Source data →
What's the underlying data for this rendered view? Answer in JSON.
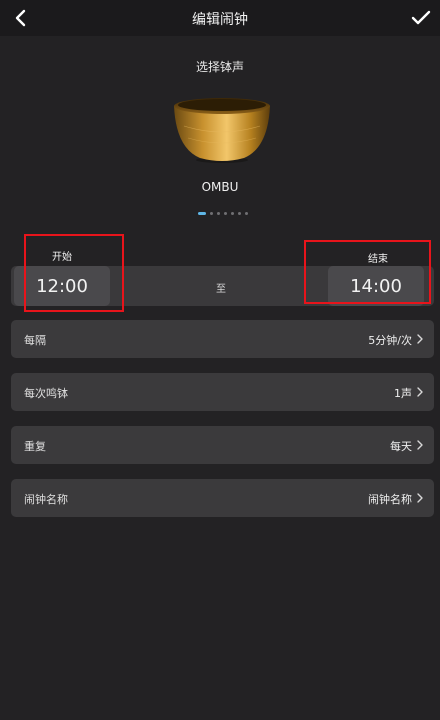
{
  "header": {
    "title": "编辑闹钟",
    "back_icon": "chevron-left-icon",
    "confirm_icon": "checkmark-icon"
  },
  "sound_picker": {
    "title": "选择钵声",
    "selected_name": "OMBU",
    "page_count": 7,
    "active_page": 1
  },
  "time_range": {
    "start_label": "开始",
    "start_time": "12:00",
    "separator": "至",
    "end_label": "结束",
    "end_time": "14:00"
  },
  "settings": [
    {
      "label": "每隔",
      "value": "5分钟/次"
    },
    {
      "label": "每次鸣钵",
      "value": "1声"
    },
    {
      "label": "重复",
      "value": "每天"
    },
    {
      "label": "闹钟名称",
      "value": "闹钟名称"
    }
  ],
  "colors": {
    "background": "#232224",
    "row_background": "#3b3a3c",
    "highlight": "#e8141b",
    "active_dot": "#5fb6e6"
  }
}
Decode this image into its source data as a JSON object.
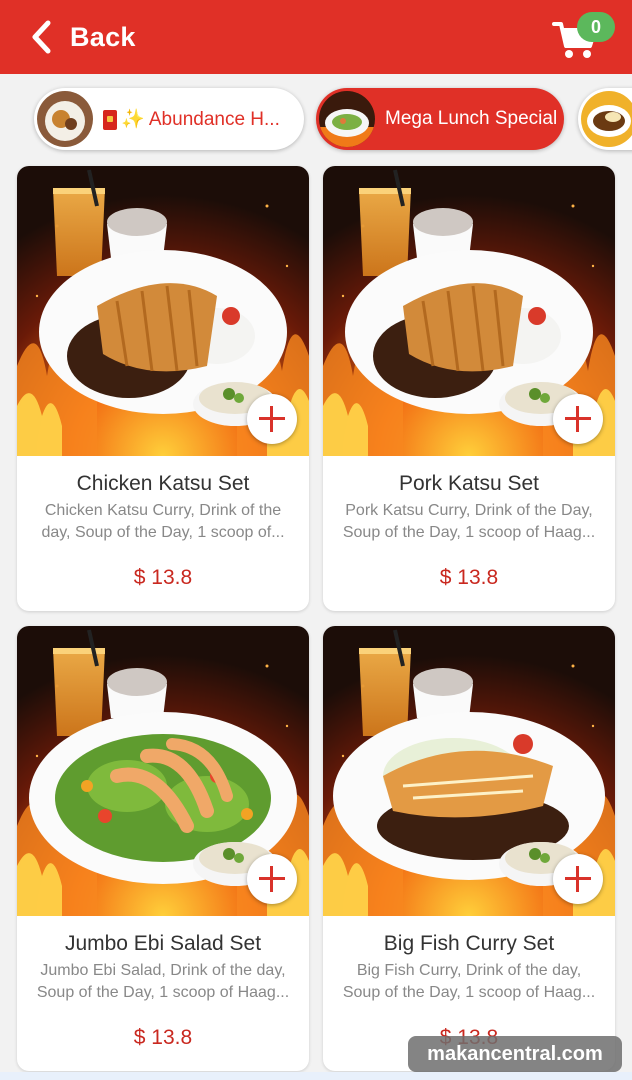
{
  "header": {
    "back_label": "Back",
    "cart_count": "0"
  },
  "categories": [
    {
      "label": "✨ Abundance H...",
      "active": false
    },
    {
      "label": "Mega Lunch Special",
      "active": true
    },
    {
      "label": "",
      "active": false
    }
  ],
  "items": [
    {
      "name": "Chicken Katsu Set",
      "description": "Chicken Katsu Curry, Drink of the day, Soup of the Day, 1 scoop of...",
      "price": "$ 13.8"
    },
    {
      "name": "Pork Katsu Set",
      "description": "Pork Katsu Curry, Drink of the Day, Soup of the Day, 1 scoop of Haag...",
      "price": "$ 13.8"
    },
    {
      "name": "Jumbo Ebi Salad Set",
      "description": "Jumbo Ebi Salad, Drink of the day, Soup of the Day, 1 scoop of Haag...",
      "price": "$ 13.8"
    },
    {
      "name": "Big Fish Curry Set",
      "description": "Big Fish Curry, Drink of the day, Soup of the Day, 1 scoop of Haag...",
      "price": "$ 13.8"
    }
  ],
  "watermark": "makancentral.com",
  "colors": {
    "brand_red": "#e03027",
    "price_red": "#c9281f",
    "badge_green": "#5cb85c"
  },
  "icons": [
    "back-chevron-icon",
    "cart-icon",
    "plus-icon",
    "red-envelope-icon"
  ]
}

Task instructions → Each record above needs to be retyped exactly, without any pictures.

Task output →
What's the underlying data for this rendered view? Answer in JSON.
{
  "header": {
    "title": "编辑闹钟",
    "back_icon": "chevron-left-icon",
    "confirm_icon": "checkmark-icon"
  },
  "sound_picker": {
    "title": "选择钵声",
    "selected_name": "OMBU",
    "page_count": 7,
    "active_page": 1
  },
  "time_range": {
    "start_label": "开始",
    "start_time": "12:00",
    "separator": "至",
    "end_label": "结束",
    "end_time": "14:00"
  },
  "settings": [
    {
      "label": "每隔",
      "value": "5分钟/次"
    },
    {
      "label": "每次鸣钵",
      "value": "1声"
    },
    {
      "label": "重复",
      "value": "每天"
    },
    {
      "label": "闹钟名称",
      "value": "闹钟名称"
    }
  ],
  "colors": {
    "background": "#232224",
    "row_background": "#3b3a3c",
    "highlight": "#e8141b",
    "active_dot": "#5fb6e6"
  }
}
Decode this image into its source data as a JSON object.
{
  "header": {
    "back_label": "Back",
    "cart_count": "0"
  },
  "categories": [
    {
      "label": "✨ Abundance H...",
      "active": false
    },
    {
      "label": "Mega Lunch Special",
      "active": true
    },
    {
      "label": "",
      "active": false
    }
  ],
  "items": [
    {
      "name": "Chicken Katsu Set",
      "description": "Chicken Katsu Curry, Drink of the day, Soup of the Day, 1 scoop of...",
      "price": "$ 13.8"
    },
    {
      "name": "Pork Katsu Set",
      "description": "Pork Katsu Curry, Drink of the Day, Soup of the Day, 1 scoop of Haag...",
      "price": "$ 13.8"
    },
    {
      "name": "Jumbo Ebi Salad Set",
      "description": "Jumbo Ebi Salad, Drink of the day, Soup of the Day, 1 scoop of Haag...",
      "price": "$ 13.8"
    },
    {
      "name": "Big Fish Curry Set",
      "description": "Big Fish Curry, Drink of the day, Soup of the Day, 1 scoop of Haag...",
      "price": "$ 13.8"
    }
  ],
  "watermark": "makancentral.com",
  "colors": {
    "brand_red": "#e03027",
    "price_red": "#c9281f",
    "badge_green": "#5cb85c"
  },
  "icons": [
    "back-chevron-icon",
    "cart-icon",
    "plus-icon",
    "red-envelope-icon"
  ]
}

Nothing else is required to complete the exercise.